  3. Book of Abstracts, Exhibition of Science and Technology/Tokyo University of Agriculture and Technology.
  4. Cooperative Research Center News, (Japanese) Number 4, 1991.6.
  5. "Electrically and Optically Controlled Gray Scale in SSFLCDs," Proceedings of the SID, 31, 139-143 (1990). M. Kimura, H. Maeda, C.M. Gomes, M. Yoshida, B. Y. Zhang, H. Sekine, and S. Kobayashi.
  6. "A Ferroelectric LCD with Gray-Scale Capability Using Conventional CTC- Doped Polyimide and/or Undoped LB Polyimide Alignment Layers," Proceedings of the SID, 30, 329-332 (1989), H. Ikeno, H. Maeda, M. Yoshida, B. Y. Zhang, M. Kimura, and S. Kobayashi.
  7. "Electric-Field-Dependent Tilt (Cone) Angle in a Chiral Smectic C Liquid Crystal Showing Electroclinic Effect in the Smectic A Phase," Japanese Journal of Applied Physics, 30, L612-L615 (1991), Y. P. Yang, A. Mochizuki, N. Nakamura, and S. Kobayashi.
  8. "Measurement Method for Transitional Dielectric Constant of Ferroelectric Liquid Crystal Filled and Aligned in a sandwich Cell," Review of Scientific Instruments, 62, 1609-1613 (1991), M. Kimura, H. Maeda, and M. Yoshida, A. Mochizuki, and S. Kobayashi.
  9. "a simple model for pretilted nematic liquid crystal medium and its torsional surface coupling strength," Japanese Journal of Applied Physics, 29, 2045-2051 (1990), T. Sugiyama, S. Kuniyasuu, D. Seo, H. Fukuro, and S. Kobayashi.

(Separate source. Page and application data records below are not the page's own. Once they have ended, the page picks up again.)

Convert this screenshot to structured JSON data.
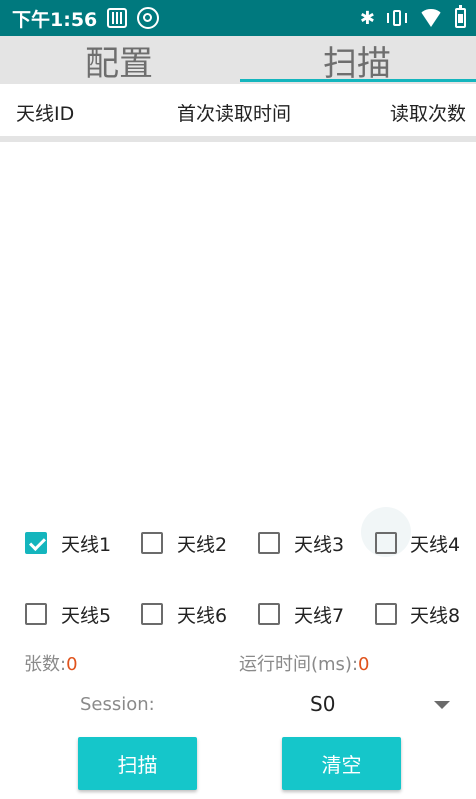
{
  "status_bar": {
    "time": "下午1:56",
    "icons": [
      "sim-card-icon",
      "at-sign-icon",
      "bluetooth-icon",
      "vibrate-icon",
      "wifi-icon",
      "battery-icon"
    ]
  },
  "tabs": [
    {
      "label": "配置",
      "active": false
    },
    {
      "label": "扫描",
      "active": true
    }
  ],
  "table": {
    "headers": [
      "天线ID",
      "首次读取时间",
      "读取次数"
    ],
    "rows": []
  },
  "antennas": [
    {
      "label": "天线1",
      "checked": true
    },
    {
      "label": "天线2",
      "checked": false
    },
    {
      "label": "天线3",
      "checked": false
    },
    {
      "label": "天线4",
      "checked": false
    },
    {
      "label": "天线5",
      "checked": false
    },
    {
      "label": "天线6",
      "checked": false
    },
    {
      "label": "天线7",
      "checked": false
    },
    {
      "label": "天线8",
      "checked": false
    }
  ],
  "stats": {
    "count_label": "张数:",
    "count_value": "0",
    "runtime_label": "运行时间(ms):",
    "runtime_value": "0"
  },
  "session": {
    "label": "Session:",
    "value": "S0"
  },
  "buttons": {
    "scan": "扫描",
    "clear": "清空"
  },
  "colors": {
    "status_bar": "#00797e",
    "accent": "#14b5bd",
    "button": "#15c6ca",
    "value_text": "#e0531c"
  }
}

  10. "Second-Harmonic Generation for an Interfacial Layer between Orientation Films and Liquid Crystal Layers of Nematic Liquid Crystal Cell," Japanese Journal of Applied Physics, 30, L504-L506 (1991), A. Mochizuki, W. Sotoyama, S. Tatsuura, T. Ishitsuka, K. Motoyoshi, and S. Kobayashi.
  11. "the strength of rubbing worked on polyimide films for aligning nematic and chiral smectic liquid crystals: controlling pretilt angles and some electro-optic performances of lcds," Japanese Journal of Applied Physics, 27, 827- 829 (1988), S. Kuniyasu, H. Fukuro, S. Meeda, K. Nakaya, M. Nitta, N. Ozaki, and S. Kobayashi.
  12. "Effect of Electrical Properties of Orientation Films on Switching Current and EO Performance of FE-LCD," Mol Cryst. Liq. Cryst. 202, 171-181 (1990) M. Kimura, H. Maeda, M. Yoshida, B. Y. Zhang, H. Sekine, A. Mochizuki, and S. Kobayashi.
  13. "Electro-Optic Characteristics of Charge-Transfer-Complex Doped Ferroelectric Liquid Crystal Device: Realization of Very High contrast Ratio and Perfect Bistability," Mol. Cryst. Liq. Cryst. 202, 149-162 (1991), B. Y. Zhang, M. Yoshida, H. Maeda, M. Kimura, H. Sekine, and S. Kobayashi.
  14. Japan Display '92. "Call for Papers."

Published: June 1992; WTEC Hyper- Librarian